TASK INSTRUCTIONS – Working from the records beneath this line, reproduce each one exactly.

DATA –
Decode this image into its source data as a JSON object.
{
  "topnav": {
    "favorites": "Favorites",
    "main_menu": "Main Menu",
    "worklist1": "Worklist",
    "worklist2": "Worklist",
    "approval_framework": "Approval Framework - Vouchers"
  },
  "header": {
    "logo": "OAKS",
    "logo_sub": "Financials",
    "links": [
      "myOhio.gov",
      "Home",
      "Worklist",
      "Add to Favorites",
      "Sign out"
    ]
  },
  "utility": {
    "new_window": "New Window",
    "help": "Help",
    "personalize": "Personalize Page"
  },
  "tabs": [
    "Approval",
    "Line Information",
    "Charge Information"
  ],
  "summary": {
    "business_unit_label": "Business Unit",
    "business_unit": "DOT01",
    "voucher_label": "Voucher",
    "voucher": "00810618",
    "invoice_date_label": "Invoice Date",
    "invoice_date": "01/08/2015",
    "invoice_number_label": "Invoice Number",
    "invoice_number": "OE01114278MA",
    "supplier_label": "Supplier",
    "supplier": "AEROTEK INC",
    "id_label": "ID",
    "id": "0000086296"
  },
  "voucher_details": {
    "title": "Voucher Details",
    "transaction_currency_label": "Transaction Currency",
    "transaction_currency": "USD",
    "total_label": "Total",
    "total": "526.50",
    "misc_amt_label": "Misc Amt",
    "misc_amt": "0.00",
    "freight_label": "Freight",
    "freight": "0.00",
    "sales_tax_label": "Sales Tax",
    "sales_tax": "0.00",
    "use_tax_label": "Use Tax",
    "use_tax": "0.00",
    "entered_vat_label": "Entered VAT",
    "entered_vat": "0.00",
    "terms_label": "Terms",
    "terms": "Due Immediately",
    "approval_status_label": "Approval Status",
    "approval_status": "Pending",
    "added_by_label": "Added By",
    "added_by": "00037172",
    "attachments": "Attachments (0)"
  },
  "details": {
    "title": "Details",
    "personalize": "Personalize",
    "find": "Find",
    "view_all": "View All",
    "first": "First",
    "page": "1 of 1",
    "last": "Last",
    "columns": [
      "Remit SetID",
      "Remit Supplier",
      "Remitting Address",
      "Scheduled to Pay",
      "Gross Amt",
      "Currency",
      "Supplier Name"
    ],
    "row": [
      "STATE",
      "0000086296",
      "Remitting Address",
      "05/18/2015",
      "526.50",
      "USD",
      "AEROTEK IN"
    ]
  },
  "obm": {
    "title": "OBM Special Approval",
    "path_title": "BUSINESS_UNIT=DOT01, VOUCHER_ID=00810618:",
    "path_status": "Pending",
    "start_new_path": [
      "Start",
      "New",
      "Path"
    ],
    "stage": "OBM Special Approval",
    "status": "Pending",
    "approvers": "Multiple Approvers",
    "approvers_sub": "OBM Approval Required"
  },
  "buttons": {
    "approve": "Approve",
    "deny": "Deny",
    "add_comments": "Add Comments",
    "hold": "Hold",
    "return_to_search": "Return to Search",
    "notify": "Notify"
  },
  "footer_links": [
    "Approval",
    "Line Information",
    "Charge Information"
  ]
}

EXERCISE ANSWER –
Decode this image into its source data as a JSON object.
{
  "topnav": {
    "favorites": "Favorites",
    "main_menu": "Main Menu",
    "worklist1": "Worklist",
    "worklist2": "Worklist",
    "approval_framework": "Approval Framework - Vouchers"
  },
  "header": {
    "logo": "OAKS",
    "logo_sub": "Financials",
    "links": [
      "myOhio.gov",
      "Home",
      "Worklist",
      "Add to Favorites",
      "Sign out"
    ]
  },
  "utility": {
    "new_window": "New Window",
    "help": "Help",
    "personalize": "Personalize Page"
  },
  "tabs": [
    "Approval",
    "Line Information",
    "Charge Information"
  ],
  "summary": {
    "business_unit_label": "Business Unit",
    "business_unit": "DOT01",
    "voucher_label": "Voucher",
    "voucher": "00810618",
    "invoice_date_label": "Invoice Date",
    "invoice_date": "01/08/2015",
    "invoice_number_label": "Invoice Number",
    "invoice_number": "OE01114278MA",
    "supplier_label": "Supplier",
    "supplier": "AEROTEK INC",
    "id_label": "ID",
    "id": "0000086296"
  },
  "voucher_details": {
    "title": "Voucher Details",
    "transaction_currency_label": "Transaction Currency",
    "transaction_currency": "USD",
    "total_label": "Total",
    "total": "526.50",
    "misc_amt_label": "Misc Amt",
    "misc_amt": "0.00",
    "freight_label": "Freight",
    "freight": "0.00",
    "sales_tax_label": "Sales Tax",
    "sales_tax": "0.00",
    "use_tax_label": "Use Tax",
    "use_tax": "0.00",
    "entered_vat_label": "Entered VAT",
    "entered_vat": "0.00",
    "terms_label": "Terms",
    "terms": "Due Immediately",
    "approval_status_label": "Approval Status",
    "approval_status": "Pending",
    "added_by_label": "Added By",
    "added_by": "00037172",
    "attachments": "Attachments (0)"
  },
  "details": {
    "title": "Details",
    "personalize": "Personalize",
    "find": "Find",
    "view_all": "View All",
    "first": "First",
    "page": "1 of 1",
    "last": "Last",
    "columns": [
      "Remit SetID",
      "Remit Supplier",
      "Remitting Address",
      "Scheduled to Pay",
      "Gross Amt",
      "Currency",
      "Supplier Name"
    ],
    "row": [
      "STATE",
      "0000086296",
      "Remitting Address",
      "05/18/2015",
      "526.50",
      "USD",
      "AEROTEK IN"
    ]
  },
  "obm": {
    "title": "OBM Special Approval",
    "path_title": "BUSINESS_UNIT=DOT01, VOUCHER_ID=00810618:",
    "path_status": "Pending",
    "start_new_path": [
      "Start",
      "New",
      "Path"
    ],
    "stage": "OBM Special Approval",
    "status": "Pending",
    "approvers": "Multiple Approvers",
    "approvers_sub": "OBM Approval Required"
  },
  "buttons": {
    "approve": "Approve",
    "deny": "Deny",
    "add_comments": "Add Comments",
    "hold": "Hold",
    "return_to_search": "Return to Search",
    "notify": "Notify"
  },
  "footer_links": [
    "Approval",
    "Line Information",
    "Charge Information"
  ]
}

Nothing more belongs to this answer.